Thursday morning, we carried on with packing orders, assuming that by now the television company would be losing interest too. But at 2pm prompt the doorbell rang and a very young female reporter asked us if the cameraman had arrived yet. The reality dawned that we would actually have to be filmed, saying sensible things and moving about, stuff like that. I suddenly remembered that I don’t like having my photo taken, let alone appearing on film. Bit late now though. We hastily explained to the reporter that we are a full-time manufacturing business, and just happen to be in the field of miniatures.
We could hear her musing to herself that it might be fun to film us playing with the dolls house, or whatever it is that we do. She was insistent that one of us should be filmed stitching (despite the fact that we only ever get the time to stitch while at shows, when we are nowhere near our computers). Chris nominated me, but I nominated Chris, and as the idea of a man stitching seemed a much more outlandish thing to film, I won, and Chris had to go first. You’d think it would be easy being interviewed, wouldn’t you? They ask you things and you reply while somebody else films it. Unfortunately it wasn’t like that.
“Right then, in a minute I’m going to ask you if it is easy to sew and you’re going to say that yes, it is, and then explain how to do it, while the cameraman films you stitching as you talk. Try to remember to smile. Don’t look at the camera, look at me. Keep it brief but not too brief, about twenty seconds will be fine. Oh, and look relaxed.” Actually Chris managed it really well, and only I could tell that he was tense (because his Cornish accent comes out more then).

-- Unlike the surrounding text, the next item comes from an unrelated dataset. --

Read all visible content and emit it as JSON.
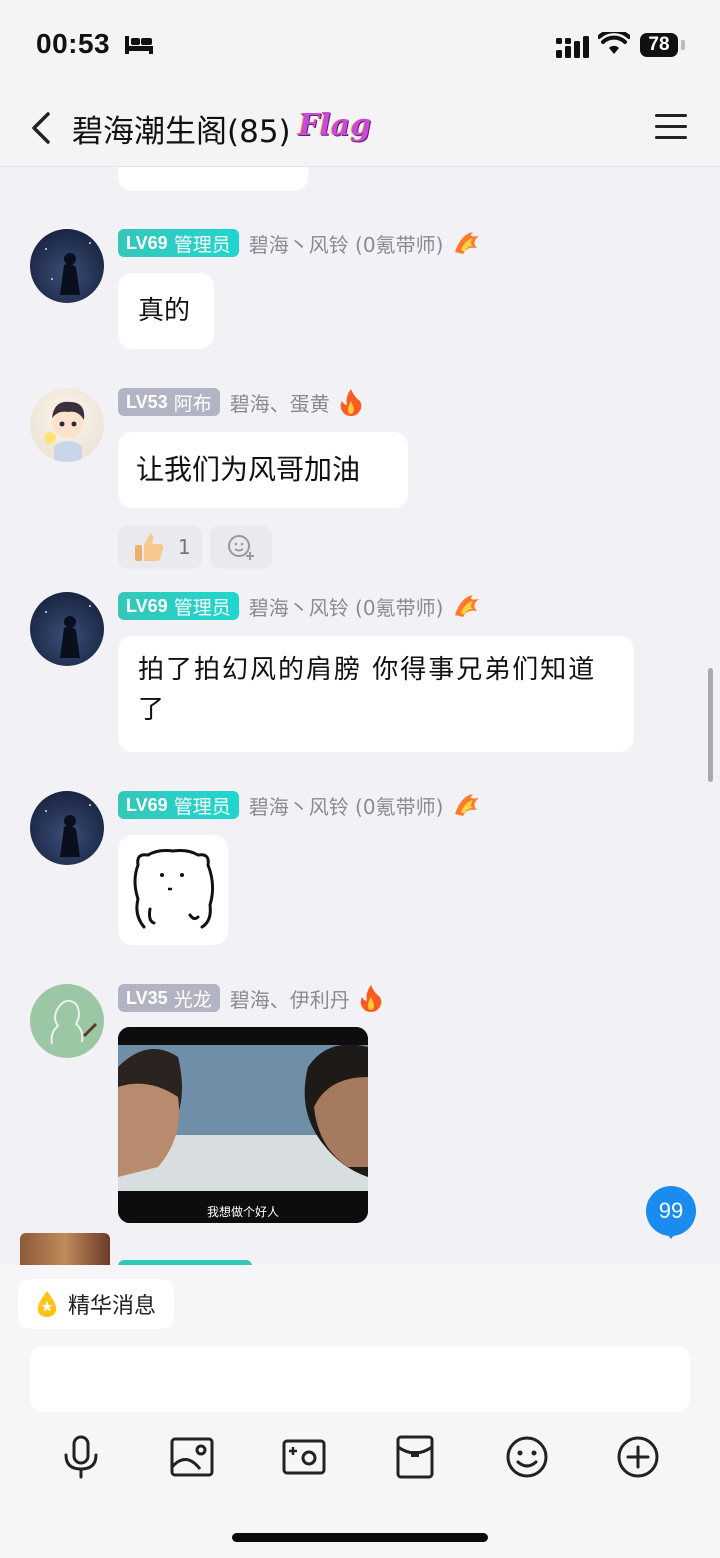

When it was my turn, I had to explain, in the strict twenty second time limit, how I started the business and why and what my customers tend to be like, and how I see the business expanding in the near future. By the time the reporter had finished asking the question, I had forgotten what the beginning had been. She kept saying things like, “fine, but shall we try that one more time?” I then had to be filmed packing kits, which is difficult to concentrate on when you have a cameraman lying on the table in front of you, saying: “Just pretend I’m not here.” When they eventually finished filming us, they turned their attention to the stitched models, and took about two hours filming extreme close-ups of the carpets, footstools and needlework stands.
After three hours of filming, we realised that they were starting to pack up, and talking amongst themselves about how bad the traffic would be on the run back to Birmingham. Just as they were leaving, the reporter asked if she could use our phone to contact the music library back at the television centre, to book some ‘relevant background music’. We overheard her asking for “something Upstairs Downstairs-y parlour music, posh and victorian”. We had no idea how the item would turn out, or even when it would be broadcast, as it was obviously a ‘filler’ item, so could be postponed (the story of our life!) at any time.

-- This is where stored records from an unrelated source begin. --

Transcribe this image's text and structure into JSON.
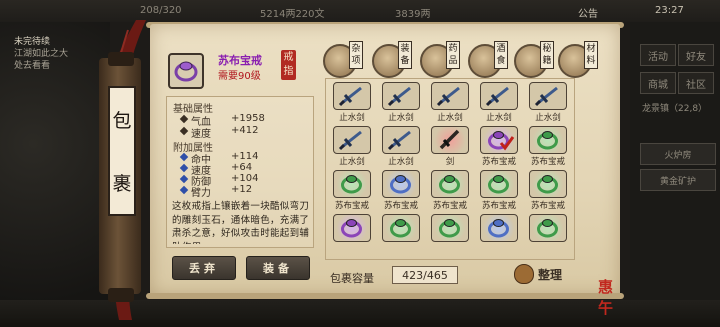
{
  "topbar": {
    "stat_a": "208/320",
    "money_a": "5214两220文",
    "money_b": "3839两",
    "announce": "公告",
    "time": "23:27"
  },
  "quest": {
    "title": "未完待续",
    "line1": "江湖如此之大",
    "line2": "处去看看"
  },
  "right_panel": {
    "btn_1": "活动",
    "btn_2": "好友",
    "btn_3": "商城",
    "btn_4": "社区",
    "location": "龙景镇（22,8）",
    "skill_1": "火炉房",
    "skill_2": "黄金矿护"
  },
  "bag_title": [
    "包",
    "裹"
  ],
  "item": {
    "name": "苏布宝戒",
    "requirement": "需要90级",
    "seal": [
      "戒",
      "指"
    ],
    "base_title": "基础属性",
    "base_stats": [
      {
        "name": "气血",
        "value": "+1958"
      },
      {
        "name": "速度",
        "value": "+412"
      }
    ],
    "extra_title": "附加属性",
    "extra_stats": [
      {
        "name": "命中",
        "value": "+114"
      },
      {
        "name": "速度",
        "value": "+64"
      },
      {
        "name": "防御",
        "value": "+104"
      },
      {
        "name": "臂力",
        "value": "+12"
      }
    ],
    "description": "这枚戒指上镶嵌着一块酷似弯刀的雕刻玉石，通体暗色，充满了肃杀之意，好似攻击时能起到辅助作用。"
  },
  "buttons": {
    "discard": "丢弃",
    "equip": "装备"
  },
  "categories": [
    {
      "label": [
        "杂",
        "项"
      ],
      "icon": "bag-icon"
    },
    {
      "label": [
        "装",
        "备"
      ],
      "icon": "armor-icon"
    },
    {
      "label": [
        "药",
        "品"
      ],
      "icon": "medicine-icon"
    },
    {
      "label": [
        "酒",
        "食"
      ],
      "icon": "food-icon"
    },
    {
      "label": [
        "秘",
        "籍"
      ],
      "icon": "book-icon"
    },
    {
      "label": [
        "材",
        "料"
      ],
      "icon": "material-icon"
    }
  ],
  "grid": [
    [
      {
        "type": "sword",
        "glow": "none",
        "label": "止水剑"
      },
      {
        "type": "sword",
        "glow": "none",
        "label": "止水剑"
      },
      {
        "type": "sword",
        "glow": "none",
        "label": "止水剑"
      },
      {
        "type": "sword",
        "glow": "none",
        "label": "止水剑"
      },
      {
        "type": "sword",
        "glow": "none",
        "label": "止水剑"
      }
    ],
    [
      {
        "type": "sword",
        "glow": "none",
        "label": "止水剑"
      },
      {
        "type": "sword",
        "glow": "none",
        "label": "止水剑"
      },
      {
        "type": "blade",
        "glow": "red",
        "label": "剑"
      },
      {
        "type": "ring",
        "glow": "purple",
        "label": "苏布宝戒",
        "checked": true
      },
      {
        "type": "ring",
        "glow": "green",
        "label": "苏布宝戒"
      }
    ],
    [
      {
        "type": "ring",
        "glow": "green",
        "label": "苏布宝戒"
      },
      {
        "type": "ring",
        "glow": "blue",
        "label": "苏布宝戒"
      },
      {
        "type": "ring",
        "glow": "green",
        "label": "苏布宝戒"
      },
      {
        "type": "ring",
        "glow": "green",
        "label": "苏布宝戒"
      },
      {
        "type": "ring",
        "glow": "green",
        "label": "苏布宝戒"
      }
    ],
    [
      {
        "type": "ring",
        "glow": "purple",
        "label": ""
      },
      {
        "type": "ring",
        "glow": "green",
        "label": ""
      },
      {
        "type": "ring",
        "glow": "green",
        "label": ""
      },
      {
        "type": "ring",
        "glow": "blue",
        "label": ""
      },
      {
        "type": "ring",
        "glow": "green",
        "label": ""
      }
    ]
  ],
  "capacity": {
    "label": "包裹容量",
    "value": "423/465"
  },
  "sort": {
    "label": "整理"
  },
  "stamp": "惠午",
  "colors": {
    "item_name": "#8a1fb0",
    "requirement": "#b0151d",
    "stat_blue": "#2f4fa8",
    "seal": "#b12a22"
  }
}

After avidly watching the Six o’clock News for the next three days we were still stunned when they eventually showed it. It had been edited really well – the parlour music background was just right, the interviews were mercifully brief. I actually sounded like I was making sense (although I never realised my Essex accent was THAT strong!), and the close-ups of the stitched models came out really classy. Five minutes after the item went on air the phone started ringing. The interest that one and a half minutes on television can do was incredible. If we get the nerve, we might even risk it again one day.